Sabah was where the party gained ground in 2020 after losing power in 2018. Ironically, they do not fully appreciate that a racialised approach will not help them to the extent they think it will in Sabah compared to Peninsular Malaysia.

This sort of peninsula politics is off-putting for most Sabahans. It is an electoral miscalculation out of a lack of knowledge of political dynamics in Borneo and alienating politicking.

Divisive rhetoric, nevertheless, is what is known (and easy as they have little to point to in terms of deliverables in office), so racialised rhetoric continues.

Targeting Anwar

Others see Akmal’s actions as an indirect attack on Anwar’s government. Not only is Zahid being overshadowed, but so is Anwar.

No question, the attack on KK Mart hurts support among the unity government’s largely non-Malay base and it has extended to Sarawak, where the owner of the convenience store chain is from.

Some in Umno are deeply unhappy to be part of Anwar’s government and support efforts to undercut the administration and showcase Umno as a party focused on itself/more independent rather than as part of a broad unity coalition.

Some in the federal coalition government are even seen to be willing to let Akmal speak out as they see Umno as one of the weakest parties in the federal coalition government, electorally, with the hope that this can strengthen the connection of Umno leaders to their base.

This has come at a cost to racial tensions. Unfortunately, Anwar’s government has not effectively promoted racial unity while in office and this has allowed for an empowering of racialised narratives.

Poor communication strategies have made this more challenging.

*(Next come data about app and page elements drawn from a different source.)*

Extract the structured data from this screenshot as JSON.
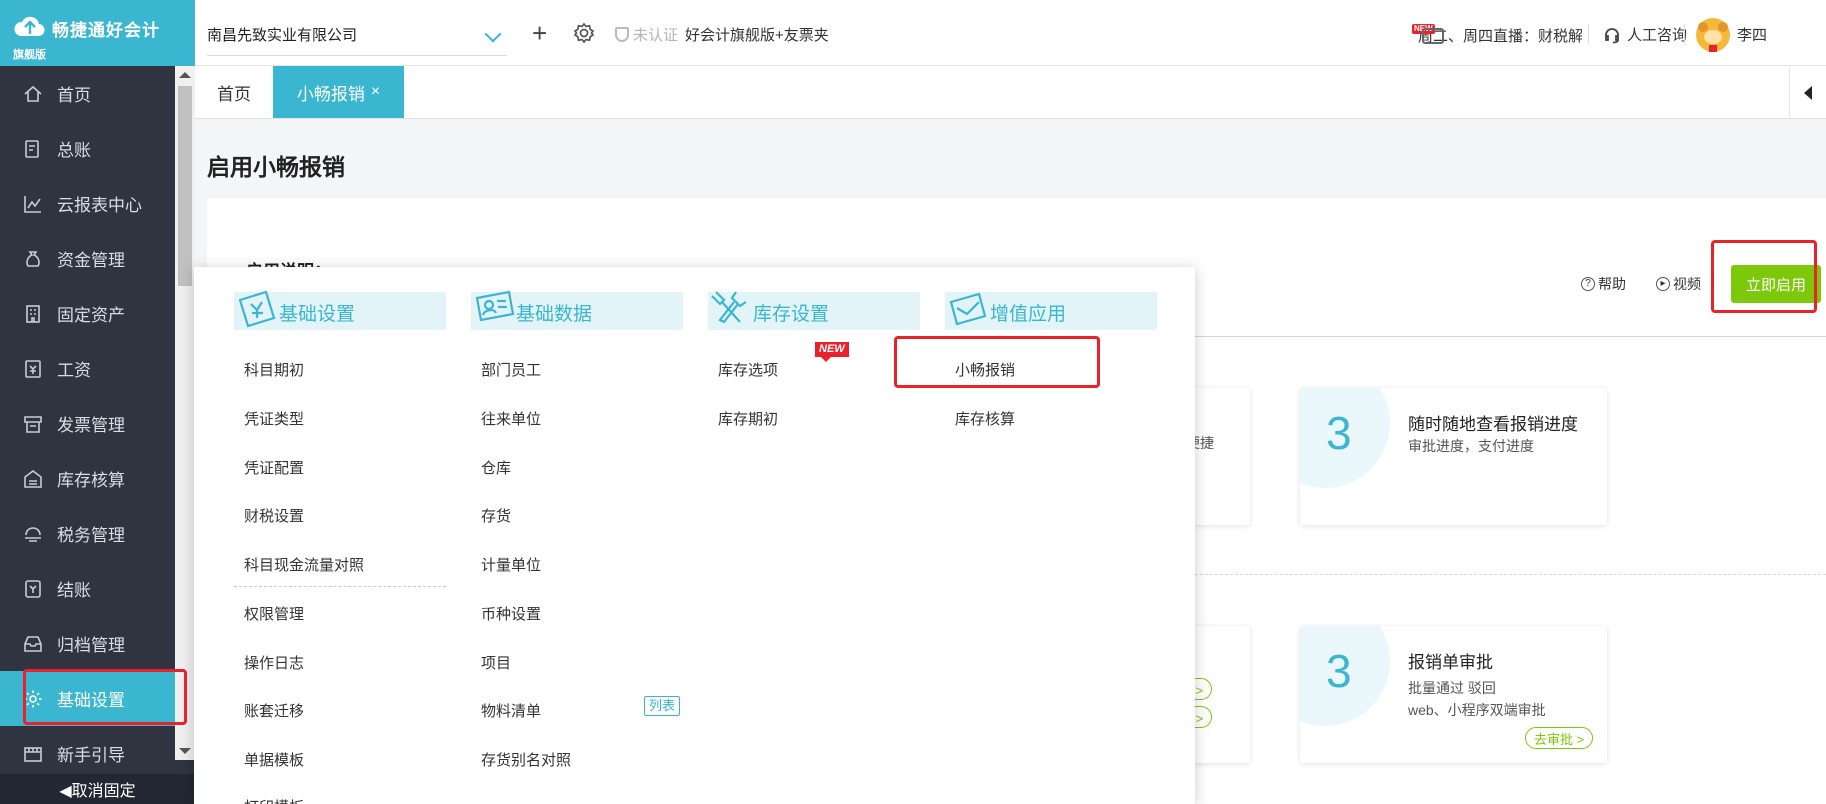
{
  "brand": {
    "name": "畅捷通好会计",
    "edition": "旗舰版"
  },
  "sidebar": {
    "items": [
      {
        "label": "首页",
        "icon": "home-icon"
      },
      {
        "label": "总账",
        "icon": "ledger-icon"
      },
      {
        "label": "云报表中心",
        "icon": "chart-icon"
      },
      {
        "label": "资金管理",
        "icon": "money-bag-icon"
      },
      {
        "label": "固定资产",
        "icon": "building-icon"
      },
      {
        "label": "工资",
        "icon": "salary-icon"
      },
      {
        "label": "发票管理",
        "icon": "invoice-icon"
      },
      {
        "label": "库存核算",
        "icon": "warehouse-icon"
      },
      {
        "label": "税务管理",
        "icon": "tax-icon"
      },
      {
        "label": "结账",
        "icon": "checkout-icon"
      },
      {
        "label": "归档管理",
        "icon": "archive-icon"
      },
      {
        "label": "基础设置",
        "icon": "gear-icon",
        "active": true
      },
      {
        "label": "新手引导",
        "icon": "guide-icon"
      }
    ],
    "unpin_label": "◀取消固定"
  },
  "topbar": {
    "company": "南昌先致实业有限公司",
    "cert_status": "未认证",
    "version": "好会计旗舰版+友票夹",
    "live_badge": "NEW",
    "live_text": "周二、周四直播：财税解",
    "consult": "人工咨询",
    "user": "李四"
  },
  "tabs": [
    {
      "label": "首页",
      "active": false
    },
    {
      "label": "小畅报销",
      "active": true,
      "close": "×"
    }
  ],
  "main": {
    "title": "启用小畅报销",
    "intro_label": "启用说明：",
    "help": "帮助",
    "video": "视频",
    "enable_button": "立即启用",
    "card_top_partial": "捷便捷",
    "card_top": {
      "num": "3",
      "title": "随时随地查看报销进度",
      "desc": "审批进度，支付进度"
    },
    "pill_partial_1": "置 >",
    "pill_partial_2": "置 >",
    "card_bottom": {
      "num": "3",
      "title": "报销单审批",
      "desc1": "批量通过 驳回",
      "desc2": "web、小程序双端审批",
      "action": "去审批 >"
    }
  },
  "menu": {
    "columns": [
      {
        "title": "基础设置",
        "icon": "settings-icon",
        "items": [
          "科目期初",
          "凭证类型",
          "凭证配置",
          "财税设置",
          "科目现金流量对照",
          "权限管理",
          "操作日志",
          "账套迁移",
          "单据模板",
          "打印模板"
        ]
      },
      {
        "title": "基础数据",
        "icon": "id-card-icon",
        "items": [
          "部门员工",
          "往来单位",
          "仓库",
          "存货",
          "计量单位",
          "币种设置",
          "项目",
          "物料清单",
          "存货别名对照"
        ],
        "tag": "列表"
      },
      {
        "title": "库存设置",
        "icon": "tools-icon",
        "items": [
          "库存选项",
          "库存期初"
        ]
      },
      {
        "title": "增值应用",
        "icon": "value-app-icon",
        "items": [
          "小畅报销",
          "库存核算"
        ],
        "badge": "NEW"
      }
    ]
  },
  "colors": {
    "accent": "#3ab6d1",
    "sidebar_bg": "#2f3440",
    "enable_green": "#7dc80a",
    "highlight_red": "#e8232c"
  }
}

Words unnecessarily used by those in government have been hurtful toward minorities.

The initial days of silence by senior leaders in the administration amid the KK Mart incident did not help, as others were allowed to control the narrative. Now, racialised rhetoric is dominant and feeding on raw emotions.

The ethnic polarisation evident in GE15’s heated campaign is not far from the surface and is now being fanned irresponsibly. Ethnic conditions on the ground remain quietly but palpably tense.

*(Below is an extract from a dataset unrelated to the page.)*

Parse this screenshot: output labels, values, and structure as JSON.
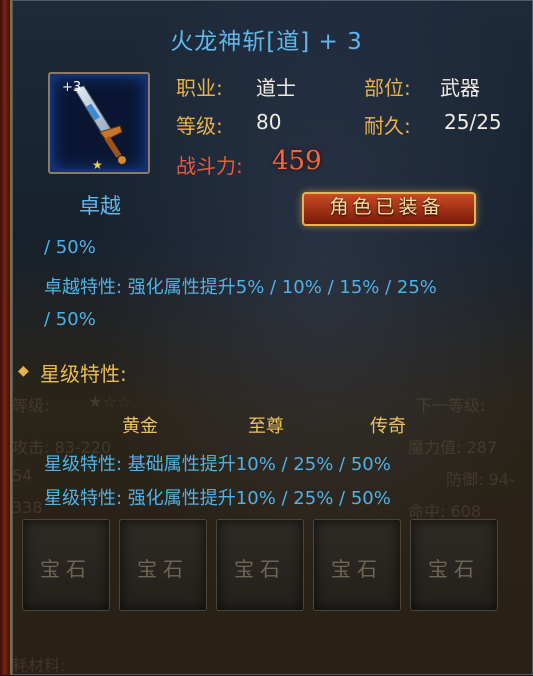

It is an emotional time, as economic conditions and inflation are having an impact on society.

While many recognise Akmal’s actions as politically calculated, some buy into the anger being fuelled, as shown in the violent incidents to date and the support it has garnered.

It is easier to channel anger and frustration than to address more difficult underlying issues that promote insecurity and differences.

Akmal continues to speak out, basking in the heat of growing and worrying chauvinistic resentments. It is almost as if this is a political “game” rather than where lives are livelihoods are at stake.

Rather than base the discussion on issues that directly influence the well-being of Malays and can find a middle ground among all Malaysians, following the tradition of Malacca educationist and long-time grassroots politician Abdul Ghafar Baba, Akmal’s approach seems to seek political gain and to return Umno to its divisive racialised rhetorical past.

In Akmal’s gambit, Umno is gambling its past for its future, putting Malaysia as a whole at unnecessary risk.

 

First published on Malaysiakini.